“There was a problem verifying your registration details!” Oh no! 😱
Likely you’ve moved all your user files from one machine to another, or perhaps you’ve bought a new Mac or migrated data from a work machine to a personal machine, and now no matter what you do, DetectX just won’t launch. It just keeps spitting out an error message and crashing.
On the affected machine, go to Terminal and tell DetectX to unregister.
E.g., if DetectX Swift is located in /Applications folder, triple-click the following line of code to select it and copy/paste it into the Terminal window (if the app is located elsewhere, replace “/Applications” with the full path to DetectX Swift’s parent folder). Code:
sudo /Applications/DetectX\ Swift.app/Contents/MacOS/DetectX\ Swift unregister
Press enter and supply an admin password (it’s invisible when you type it).
That should resolve the problem. Try launching the app in the usual way to confirm. If you already have a registration key you should now be able to re-enter it in the usual way.
That Didn’t Work!
If the Terminal returns the error “no such file or directory” or “command not found”, that indicates the path you supplied to DetectX is either incorrect (e.g., it’s not in your Applications folder, it’s somewhere else, like your Utilities folder) or not properly escaped.
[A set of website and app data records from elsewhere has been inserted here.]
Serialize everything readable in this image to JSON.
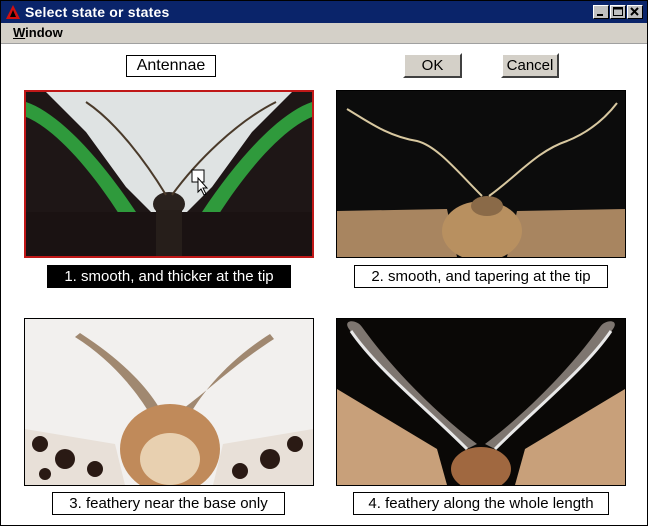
{
  "window": {
    "title": "Select state or states",
    "controls": [
      "minimize-icon",
      "maximize-icon",
      "close-icon"
    ]
  },
  "menu": {
    "window_label": "Window"
  },
  "heading": "Antennae",
  "buttons": {
    "ok_label": "OK",
    "cancel_label": "Cancel"
  },
  "states": [
    {
      "label": "1. smooth, and thicker at the tip",
      "selected": true
    },
    {
      "label": "2. smooth, and tapering at the tip",
      "selected": false
    },
    {
      "label": "3. feathery near the base only",
      "selected": false
    },
    {
      "label": "4. feathery along the whole length",
      "selected": false
    }
  ],
  "colors": {
    "titlebar": "#0a246a",
    "selection_border": "#c01818",
    "dialog_face": "#d4d0c8"
  }
}
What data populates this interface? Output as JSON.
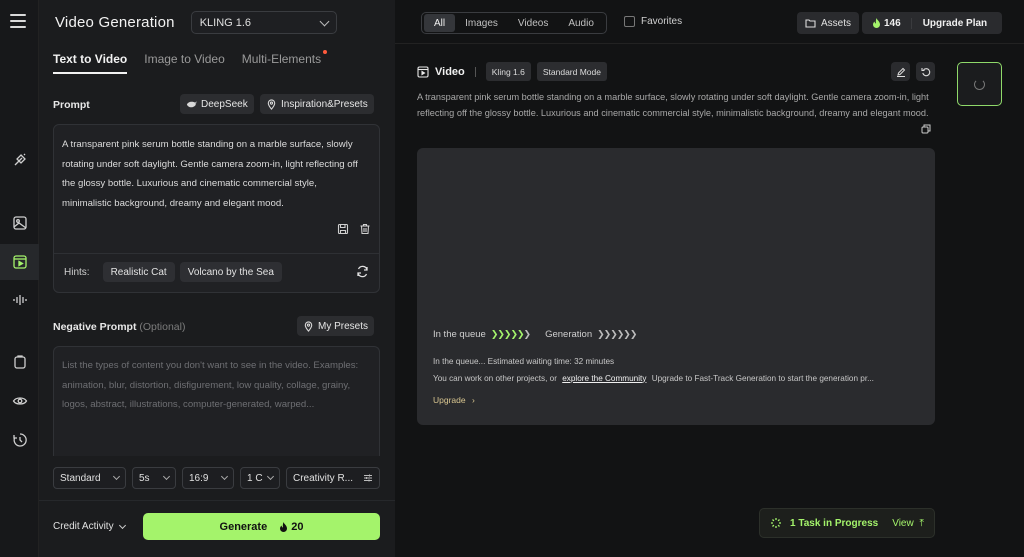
{
  "sidebar": {
    "icons": [
      "menu-icon",
      "magic-wand-icon",
      "image-icon",
      "video-icon",
      "audio-icon",
      "bag-icon",
      "eye-icon",
      "history-icon"
    ]
  },
  "panel": {
    "title": "Video Generation",
    "model": "KLING 1.6",
    "tabs": [
      {
        "label": "Text to Video"
      },
      {
        "label": "Image to Video"
      },
      {
        "label": "Multi-Elements"
      }
    ],
    "prompt_label": "Prompt",
    "deepseek_label": "DeepSeek",
    "inspiration_label": "Inspiration&Presets",
    "prompt_text": "A transparent pink serum bottle standing on a marble surface, slowly rotating under soft daylight. Gentle camera zoom-in, light reflecting off the glossy bottle. Luxurious and cinematic commercial style, minimalistic background, dreamy and elegant mood.",
    "hints_label": "Hints:",
    "hints": [
      "Realistic Cat",
      "Volcano by the Sea"
    ],
    "negative_label": "Negative Prompt",
    "negative_optional": "(Optional)",
    "my_presets_label": "My Presets",
    "negative_placeholder": "List the types of content you don't want to see in the video. Examples: animation, blur, distortion, disfigurement, low quality, collage, grainy, logos, abstract, illustrations, computer-generated, warped...",
    "options": {
      "mode": "Standard",
      "duration": "5s",
      "ratio": "16:9",
      "count": "1 C",
      "creativity": "Creativity R..."
    },
    "credit_activity": "Credit Activity",
    "generate_label": "Generate",
    "generate_cost": "20"
  },
  "topbar": {
    "filters": [
      "All",
      "Images",
      "Videos",
      "Audio"
    ],
    "favorites_label": "Favorites",
    "assets_label": "Assets",
    "credits": "146",
    "upgrade_plan": "Upgrade Plan"
  },
  "video": {
    "title": "Video",
    "model_tag": "Kling 1.6",
    "mode_tag": "Standard Mode",
    "description": "A transparent pink serum bottle standing on a marble surface, slowly rotating under soft daylight. Gentle camera zoom-in, light reflecting off the glossy bottle. Luxurious and cinematic commercial style, minimalistic background, dreamy and elegant mood.",
    "queue_label": "In the queue",
    "generation_label": "Generation",
    "queue_wait": "In the queue... Estimated waiting time: 32 minutes",
    "queue_other_prefix": "You can work on other projects, or",
    "community_link": "explore the Community",
    "queue_other_suffix": "Upgrade to Fast-Track Generation to start the generation pr...",
    "upgrade_link": "Upgrade"
  },
  "toast": {
    "task_label": "1 Task in Progress",
    "view_label": "View"
  }
}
What does that mean?
If you examine the command above, you’ll see that immediately after the word “DetectX” is a backwards slash and then a space:
DetectX\ . That occurs twice (for both occurrences of “DetectX”).
Ordinarily, the Terminal treats a space as indicating the end of a command or argument, so we need a way to tell it that the command continues after the word “DetectX”. The backward slash is the trick to accomplish this. It “escapes” the space that occurs between the words “DetectX” and “Swift”, effectively telling the Terminal to treat “DetectX Swift” as a continuous string.
Back to your problem: if you’re seeing the error “command not found” then check whether there are any spaces anywhere in the path to DetectX, and if so, make sure you add a backslash right before each space.
sudo <escaped\ path\ to\ detectx> unregister
Note: do not escape the space after
sudo or the space before
If you’re seeing “no such file or directory” then check that DetectX really is where you’re telling the Terminal that it is. The best way to do this is to type
sudo AND a space then drag-and-drop DetectX Swift from the Finder (yes, drop the actual app!) into the Terminal window.
Check to see whether the space is escaped or not (if not, escape it), then place the cursor at the end of the word
.app (no trailing space) and select, copy and paste the following onto the rest of the line:
/Contents/MacOS/DetectX\ Swift unregister
Press enter and supply an admin password (remember, it’s invisible when you type it) to execute the command.
That Still Didn’t Work!!
If you continue to encounter difficulty, then please do the following:
i. Select and copy all the output from Terminal from attempting the above (both your input and the Terminal’s responses) and paste that into an email so I can see what’s going wrong.
ii. Send the email to Sqwarq Support.